● **App and web page records**:
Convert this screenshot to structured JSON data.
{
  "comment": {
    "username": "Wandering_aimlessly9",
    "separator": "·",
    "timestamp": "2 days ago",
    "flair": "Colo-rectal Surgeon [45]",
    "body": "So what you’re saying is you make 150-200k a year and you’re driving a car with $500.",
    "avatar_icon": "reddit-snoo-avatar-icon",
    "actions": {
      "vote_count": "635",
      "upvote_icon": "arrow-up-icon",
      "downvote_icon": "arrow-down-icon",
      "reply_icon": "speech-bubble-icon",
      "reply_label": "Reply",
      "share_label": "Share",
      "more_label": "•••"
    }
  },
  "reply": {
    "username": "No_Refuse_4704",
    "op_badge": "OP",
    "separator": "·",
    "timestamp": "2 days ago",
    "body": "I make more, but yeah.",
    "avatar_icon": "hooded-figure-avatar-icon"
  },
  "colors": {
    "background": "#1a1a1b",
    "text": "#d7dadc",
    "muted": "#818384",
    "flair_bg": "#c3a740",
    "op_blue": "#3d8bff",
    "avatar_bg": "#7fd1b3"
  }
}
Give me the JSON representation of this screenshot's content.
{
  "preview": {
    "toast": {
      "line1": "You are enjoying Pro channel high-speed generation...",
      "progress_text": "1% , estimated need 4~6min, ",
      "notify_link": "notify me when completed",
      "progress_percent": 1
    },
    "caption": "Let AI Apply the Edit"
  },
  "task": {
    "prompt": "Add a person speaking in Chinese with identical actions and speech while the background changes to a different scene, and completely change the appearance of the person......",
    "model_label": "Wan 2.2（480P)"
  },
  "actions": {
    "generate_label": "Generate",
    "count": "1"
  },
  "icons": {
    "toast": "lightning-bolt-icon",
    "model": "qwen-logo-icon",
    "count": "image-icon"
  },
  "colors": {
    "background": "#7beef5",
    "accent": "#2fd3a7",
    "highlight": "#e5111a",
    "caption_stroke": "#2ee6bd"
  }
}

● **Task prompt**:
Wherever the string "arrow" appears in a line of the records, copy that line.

● **Output for this task**:
      "upvote_icon": "arrow-up-icon",
      "downvote_icon": "arrow-down-icon",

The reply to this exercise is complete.